Brent Staples, in a $3 op-edpiece written more than a decade after his death, said of Kirby: Michael Chabon, in his afterword to his Pulitzer Prize-winning novel The Amazing Adventures of Kavalier & Clay, a fictional account of two early comics pioneers, wrote, "I want to acknowledge the deep debt I owe in this and everything else I've ever written to the work of the late Jack Kirby, the King of Comics." Director James Cameron said Kirby inspired the look of his film Aliens, calling it "not intentional in the sense I sat down and looked at all my favorite comics and studied them for this film, but, yeah, Kirby's work was definitely in my subconscious programming. The guy was a visionary. Absolutely. And he could draw machines like nobody's business. He was sort of like A. E. van Vogtand some of these other science-fiction writers who are able to create worlds that — even though we live in a science-fictionary world today — are still so far beyond what we're experiencing." Several Ki...
Jack Kirby received a great deal of recognition over the course of his career, including the 1967 Alley Award for Best Pencil Artist. The following year he was runner-up behind Jim Steranko. His other Alley Awards were: 1. 1963: Favorite Short Story - "The Human Torch Meets Captain America", by Stan Lee and Jack Kirby, Strange Tales#114 2. 1964: 2.1. Best Novel - "Captain America Joins the Avengers", by Stan Lee and Jack Kirby, from The Avengers#4 2.2. Best New Strip or Book - "Captain America", by Stan Lee and Jack Kirby, in Tales of Suspense 3. 1965: Best Short Story - "The Origin of the Red Skull", by Stan Lee and Jack Kirby, Tales of Suspense#66 4. 1966: Best Professional Work, Regular Short Feature - "Tales of Asgard" by Stan Lee and Jack Kirby, in Thor 5. 1967: Best Professional Work, Regular Short Feature - (tie) "Tales of Asgard" and "Tales of the Inhumans", both by Stan Lee and Jack Kirby, in Thor 6. 1968: 6.1. Best Professional Work, Best Regular Short Feature - "Tales of...
- Physical Appearance

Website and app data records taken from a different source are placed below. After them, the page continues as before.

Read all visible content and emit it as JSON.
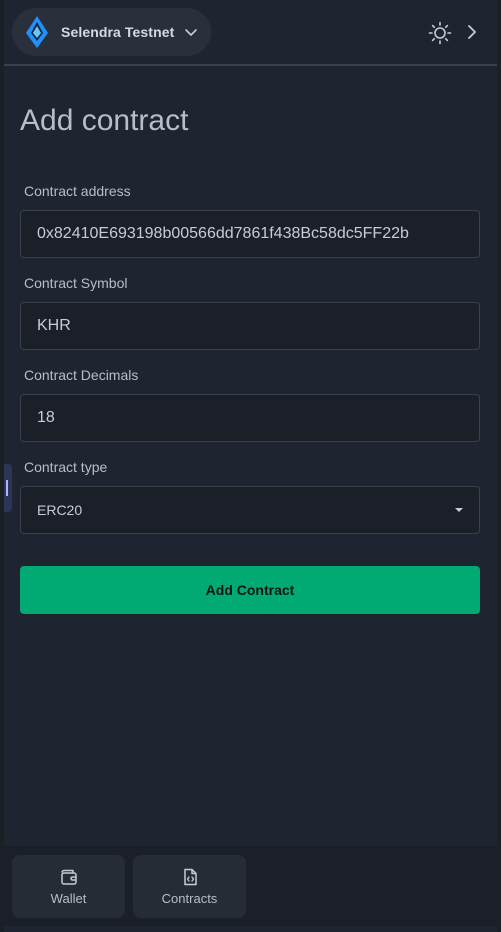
{
  "header": {
    "network_name": "Selendra Testnet",
    "icons": {
      "network_logo": "selendra-logo-icon",
      "network_dropdown": "chevron-down-icon",
      "theme_toggle": "sun-icon",
      "expand": "chevron-right-icon"
    },
    "colors": {
      "logo_primary": "#1e90ff",
      "logo_secondary": "#5fc8ff"
    }
  },
  "main": {
    "title": "Add contract",
    "fields": [
      {
        "label": "Contract address",
        "value": "0x82410E693198b00566dd7861f438Bc58dc5FF22b"
      },
      {
        "label": "Contract Symbol",
        "value": "KHR"
      },
      {
        "label": "Contract Decimals",
        "value": "18"
      },
      {
        "label": "Contract type",
        "value": "ERC20"
      }
    ],
    "submit_label": "Add Contract",
    "colors": {
      "submit_bg": "#00aa72"
    }
  },
  "bottom_nav": {
    "tabs": [
      {
        "label": "Wallet",
        "icon": "wallet-icon"
      },
      {
        "label": "Contracts",
        "icon": "file-code-icon"
      }
    ]
  }
}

- in Games
Jack looks like a blue blob with a gaping hole-like mouth and two squinty eyes. He also has a large yellow dot connected to a thin stalk on his head.
Jacks live well-hidden in cannons and spit stars at Kirby if he is near. As long as it stays inside its cannon, Kirby is unable to enter it. As such, Kirby must defeat it if he wishes to enter the cannon it inhabits. Jack can be inhaled, unlike Mirra, the one other enemy that specifically prevents inter-room travel. However, Jacks are vulnerable, as they can easily be blasted out of their cannons after the fuse is lit; this, however, will not prevent Jack from re-spawning if the cannon goes o...
It is possible Jack's name may come from "Jack-in-the-box", a reference to how Jack comes in and out of his cannon like a Jack-in-the-box.
Jack Kirby, original name Jacob Kurtzberg, (born August 28, 1917, New York, New York, U.S.—died February 6, 1994, Thousand Oaks, California), American comic book artist who helped create hundreds of original characters, including Captain America, the Incredible Hulk, and the Fantastic Four.
In 1970, Jack Kirby left Marvel Comics to work at DC Comics, where he began the saga of the New Gods, an epic story involving mythological and science fiction concepts, and planned to have a definite ending. However, the saga was left incomplete after the cancellation of the titles. Kirby then began working on The Eternals when he returned to ...
- related to: jack kirby wikipedia biography